* **Task instructions**: Report every line from the following entries that contains the string "name".
....
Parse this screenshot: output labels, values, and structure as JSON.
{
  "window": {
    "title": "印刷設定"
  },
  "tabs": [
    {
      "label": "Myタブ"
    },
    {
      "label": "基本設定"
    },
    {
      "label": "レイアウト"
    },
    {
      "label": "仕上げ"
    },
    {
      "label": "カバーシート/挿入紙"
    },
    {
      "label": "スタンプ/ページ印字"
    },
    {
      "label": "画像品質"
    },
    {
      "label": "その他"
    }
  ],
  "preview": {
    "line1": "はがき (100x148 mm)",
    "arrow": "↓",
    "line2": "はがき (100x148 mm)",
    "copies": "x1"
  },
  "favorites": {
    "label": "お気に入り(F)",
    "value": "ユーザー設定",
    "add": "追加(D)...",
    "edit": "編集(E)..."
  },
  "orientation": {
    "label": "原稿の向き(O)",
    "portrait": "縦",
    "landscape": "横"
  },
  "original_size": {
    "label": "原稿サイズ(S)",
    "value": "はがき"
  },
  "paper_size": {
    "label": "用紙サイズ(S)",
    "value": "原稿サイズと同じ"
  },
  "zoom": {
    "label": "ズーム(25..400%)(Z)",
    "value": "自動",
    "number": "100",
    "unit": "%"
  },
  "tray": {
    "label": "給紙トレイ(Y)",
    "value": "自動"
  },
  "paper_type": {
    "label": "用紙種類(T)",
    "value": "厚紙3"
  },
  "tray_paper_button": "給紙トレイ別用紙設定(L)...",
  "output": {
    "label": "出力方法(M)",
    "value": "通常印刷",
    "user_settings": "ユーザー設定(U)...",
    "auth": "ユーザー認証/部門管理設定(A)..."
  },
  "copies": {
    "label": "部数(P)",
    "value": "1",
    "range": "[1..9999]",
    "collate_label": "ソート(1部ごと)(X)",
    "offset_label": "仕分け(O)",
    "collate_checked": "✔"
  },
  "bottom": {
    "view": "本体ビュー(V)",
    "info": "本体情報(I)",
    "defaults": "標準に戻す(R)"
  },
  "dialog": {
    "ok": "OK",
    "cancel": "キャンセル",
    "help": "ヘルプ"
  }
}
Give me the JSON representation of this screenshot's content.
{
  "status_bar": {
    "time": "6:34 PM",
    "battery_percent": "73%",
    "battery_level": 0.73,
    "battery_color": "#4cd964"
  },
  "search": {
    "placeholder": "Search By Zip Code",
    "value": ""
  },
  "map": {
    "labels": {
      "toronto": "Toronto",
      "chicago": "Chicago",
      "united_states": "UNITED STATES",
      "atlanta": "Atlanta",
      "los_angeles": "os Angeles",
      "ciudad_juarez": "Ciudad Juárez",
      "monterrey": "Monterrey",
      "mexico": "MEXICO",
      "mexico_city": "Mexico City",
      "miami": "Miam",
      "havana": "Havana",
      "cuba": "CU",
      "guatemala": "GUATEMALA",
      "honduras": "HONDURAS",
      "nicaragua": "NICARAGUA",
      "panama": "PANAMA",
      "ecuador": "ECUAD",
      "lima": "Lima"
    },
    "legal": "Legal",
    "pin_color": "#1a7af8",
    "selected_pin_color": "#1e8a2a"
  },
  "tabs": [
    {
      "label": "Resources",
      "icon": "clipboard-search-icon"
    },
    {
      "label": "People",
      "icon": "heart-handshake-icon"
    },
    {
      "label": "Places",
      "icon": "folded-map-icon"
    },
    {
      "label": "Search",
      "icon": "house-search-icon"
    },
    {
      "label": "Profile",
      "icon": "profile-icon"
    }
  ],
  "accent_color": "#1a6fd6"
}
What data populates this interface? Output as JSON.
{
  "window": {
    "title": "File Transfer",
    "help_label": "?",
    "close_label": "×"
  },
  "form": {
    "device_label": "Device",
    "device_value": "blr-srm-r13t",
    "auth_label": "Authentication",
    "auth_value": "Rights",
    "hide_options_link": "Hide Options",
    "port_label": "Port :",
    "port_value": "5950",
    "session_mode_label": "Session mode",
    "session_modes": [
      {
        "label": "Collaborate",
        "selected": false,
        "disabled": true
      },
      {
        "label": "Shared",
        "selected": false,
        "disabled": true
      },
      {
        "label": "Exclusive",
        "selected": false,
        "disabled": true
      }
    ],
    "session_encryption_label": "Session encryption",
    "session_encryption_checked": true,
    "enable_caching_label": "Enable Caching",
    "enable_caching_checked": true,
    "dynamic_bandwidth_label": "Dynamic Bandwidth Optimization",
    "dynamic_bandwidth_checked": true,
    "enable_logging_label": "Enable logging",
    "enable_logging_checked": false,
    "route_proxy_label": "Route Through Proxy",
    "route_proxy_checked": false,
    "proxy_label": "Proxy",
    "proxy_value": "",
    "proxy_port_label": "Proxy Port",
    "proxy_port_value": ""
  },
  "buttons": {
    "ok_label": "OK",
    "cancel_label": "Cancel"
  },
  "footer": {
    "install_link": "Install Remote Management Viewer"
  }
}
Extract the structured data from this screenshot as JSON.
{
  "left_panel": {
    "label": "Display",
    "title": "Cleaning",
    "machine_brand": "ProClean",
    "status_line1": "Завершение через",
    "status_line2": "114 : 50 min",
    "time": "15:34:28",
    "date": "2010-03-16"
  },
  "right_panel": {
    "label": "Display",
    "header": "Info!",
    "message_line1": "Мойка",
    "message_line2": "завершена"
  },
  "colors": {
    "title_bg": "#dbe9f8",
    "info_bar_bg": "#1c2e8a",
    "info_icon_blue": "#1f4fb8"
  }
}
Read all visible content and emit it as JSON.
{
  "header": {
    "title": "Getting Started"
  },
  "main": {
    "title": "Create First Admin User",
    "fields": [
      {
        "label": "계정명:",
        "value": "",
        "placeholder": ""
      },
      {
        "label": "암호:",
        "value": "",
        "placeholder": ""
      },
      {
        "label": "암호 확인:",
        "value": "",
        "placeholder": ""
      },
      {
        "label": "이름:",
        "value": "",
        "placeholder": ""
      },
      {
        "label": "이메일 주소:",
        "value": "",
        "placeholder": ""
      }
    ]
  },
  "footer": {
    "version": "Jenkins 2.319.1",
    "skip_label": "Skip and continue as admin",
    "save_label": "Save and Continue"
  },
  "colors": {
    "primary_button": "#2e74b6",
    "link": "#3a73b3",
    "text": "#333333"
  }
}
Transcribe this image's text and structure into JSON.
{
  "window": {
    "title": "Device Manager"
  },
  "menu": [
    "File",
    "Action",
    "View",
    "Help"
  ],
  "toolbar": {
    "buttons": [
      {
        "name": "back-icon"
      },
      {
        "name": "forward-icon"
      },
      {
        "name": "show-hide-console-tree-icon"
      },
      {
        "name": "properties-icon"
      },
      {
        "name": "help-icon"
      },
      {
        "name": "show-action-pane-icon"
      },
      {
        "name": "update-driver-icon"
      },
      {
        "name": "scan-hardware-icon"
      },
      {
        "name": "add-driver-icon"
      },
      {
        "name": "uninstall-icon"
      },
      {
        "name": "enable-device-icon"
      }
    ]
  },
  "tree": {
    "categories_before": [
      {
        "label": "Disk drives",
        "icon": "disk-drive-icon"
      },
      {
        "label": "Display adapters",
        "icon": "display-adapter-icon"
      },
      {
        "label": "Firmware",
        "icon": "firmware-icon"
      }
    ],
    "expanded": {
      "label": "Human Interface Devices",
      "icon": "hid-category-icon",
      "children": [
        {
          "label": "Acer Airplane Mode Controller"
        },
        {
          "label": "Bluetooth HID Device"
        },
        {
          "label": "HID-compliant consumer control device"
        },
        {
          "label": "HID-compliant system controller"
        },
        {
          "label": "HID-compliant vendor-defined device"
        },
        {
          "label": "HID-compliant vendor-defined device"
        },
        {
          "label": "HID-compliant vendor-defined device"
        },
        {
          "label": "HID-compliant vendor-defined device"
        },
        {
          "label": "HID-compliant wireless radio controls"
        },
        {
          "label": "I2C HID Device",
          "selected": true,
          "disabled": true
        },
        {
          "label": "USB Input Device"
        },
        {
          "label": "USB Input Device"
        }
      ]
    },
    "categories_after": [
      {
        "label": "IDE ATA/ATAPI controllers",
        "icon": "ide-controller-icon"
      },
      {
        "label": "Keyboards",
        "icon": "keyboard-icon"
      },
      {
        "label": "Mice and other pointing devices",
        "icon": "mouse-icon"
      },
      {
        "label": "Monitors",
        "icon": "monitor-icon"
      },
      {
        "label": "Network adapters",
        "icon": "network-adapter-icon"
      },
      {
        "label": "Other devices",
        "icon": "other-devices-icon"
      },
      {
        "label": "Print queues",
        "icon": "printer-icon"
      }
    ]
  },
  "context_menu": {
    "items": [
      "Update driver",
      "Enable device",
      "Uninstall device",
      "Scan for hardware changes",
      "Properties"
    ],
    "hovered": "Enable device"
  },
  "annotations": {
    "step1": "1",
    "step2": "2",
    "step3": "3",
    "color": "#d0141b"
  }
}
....
* **Task result**:
        "name": "back-icon"
        "name": "forward-icon"
        "name": "show-hide-console-tree-icon"
        "name": "properties-icon"
        "name": "help-icon"
        "name": "show-action-pane-icon"
        "name": "update-driver-icon"
        "name": "scan-hardware-icon"
        "name": "add-driver-icon"
        "name": "uninstall-icon"
        "name": "enable-device-icon"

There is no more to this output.